3) Don’t strive to be sparkling, popular or a TV personality -
The first step on your path to be a good role model is being one for your own child or your relatives’ children. You don’t have to be a TV/movie star, an athlete, or a recognized face. Quite simply, it all starts from your own home. And you’ve been learning this in school too, but ask yourself this, do you actually, like actually implement this in real life, and listen to yourself, ‘cause the only person you can’t lie to is you. If you do implement, it's time to upgrade to part 2, if not, Start today!
PART 2 : Try the following to be a good, nah, great role model.
1) Strive for hard work, not success -
Someone once said, “Beta Kaabil bano Kaabil, excellence ki picche bhaago, kamyaabi jhak maarke tumahare picche aayegi” ( Be worthy my son, strive for excellence, success will follow you…. No points for guessing who said this).
And he was indeed true. Any wise man would rate perfection or excellence higher than success. Because success doesn’t guarantee your excellence, you might be successfully imperfect, but it would be a slice of cake for a perfectly unsuccessful man to arrive at the scene and capture all your success and be even more successful than what you could ever be.

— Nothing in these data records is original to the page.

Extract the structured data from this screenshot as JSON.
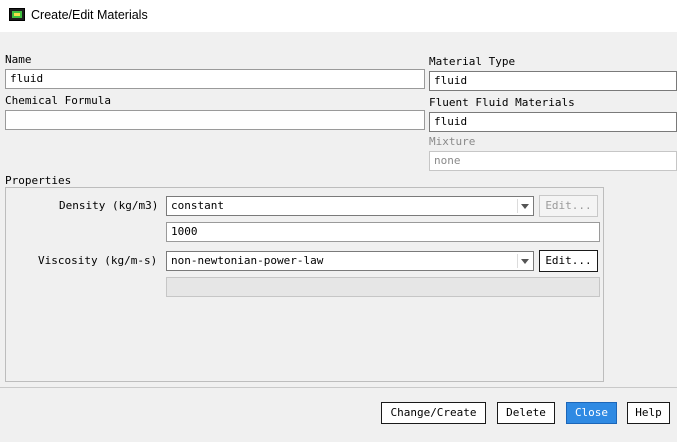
{
  "window": {
    "title": "Create/Edit Materials",
    "icon": "fluent-app-icon"
  },
  "name": {
    "label": "Name",
    "value": "fluid"
  },
  "chemical_formula": {
    "label": "Chemical Formula",
    "value": ""
  },
  "material_type": {
    "label": "Material Type",
    "value": "fluid"
  },
  "fluent_fluid_materials": {
    "label": "Fluent Fluid Materials",
    "value": "fluid"
  },
  "mixture": {
    "label": "Mixture",
    "value": "none",
    "enabled": false
  },
  "properties": {
    "label": "Properties",
    "density": {
      "label": "Density (kg/m3)",
      "method": "constant",
      "value": "1000",
      "edit_label": "Edit...",
      "edit_enabled": false
    },
    "viscosity": {
      "label": "Viscosity (kg/m-s)",
      "method": "non-newtonian-power-law",
      "value": "",
      "edit_label": "Edit...",
      "edit_enabled": true
    }
  },
  "buttons": {
    "change_create": "Change/Create",
    "delete": "Delete",
    "close": "Close",
    "help": "Help"
  },
  "colors": {
    "accent": "#2f8ae3",
    "background": "#f0f0f0"
  }
}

Excellence guarantees your success. Sure, it might take time, but once it happens, you’d be an unstoppable beast. Everything will eventually fall in place, and you’d be more than you ever imagined yourself to be. And that’s the thing, success is overhyped today, the real game changer is the effort that you put in. Just like life, excellence is like a long term game. Unless you’re Dominic Toretto, who used to live his life quarter mile at a time, if you think short term in life, you won’t be successful in the long term.
2) Give people the confidence they need -
What do I mean by this? Well, role models are usually leaders in one way or the other. Being a great role model also opens the door for you to be a great leader. And great leaders or role models don’t leave the field in tough conditions, they lead from the front and fight back. Your team does some work better than you, that’s the reason you’ve a team in the first place. So, criticizing or yelling at them would not only leave them feeling under confident, but also make them question their potential due to repeated criticism. And as a leader, that’s one of the last things you want.
So, give them confidence, back them up in tough situations, that's when they need you the most. They excel in that particular aspect of work and are better than you in that aspect. So, if anyone can turn it around, it’s them. You can’t do it yourself, it’s not your forte. The only thing you can do is back them up and bring the best out of them. Trust me, that’s the only thing they want at that moment.
Simply conveying ,“I trust you mate, do whatever you wish to do, you know better than me, if there’s anyone who can turn it around for us, it's you. Try whatever you wish, I’ll back you up. If we lose, it's on me. If we win, you’re the man. Give it your best shot, and you’ll make me proud, I believe.” These are priceless words in that situation.
And trust me, your team will shed every ounce of their power to make things work. If it’s successful, that’s what you wanted. If not, they won’t stop until they succeed. This is a hallmark of a truly, truly great leader and a role model. The young generation needs more leaders and more importantly, role models.
So, did I ignite a spark in you? Did you have goosebumps, a chill down your spine, a rush of motivation? If yes, you’re willing to be a leader, a role model. And the world needs you, the future generation needs you. If no, go get up and freshen up a bit, you seem too sleepy ( hehe ).
It’s never too late to start. C’mon, get up & get going.
Happy Role Modelling, Champ!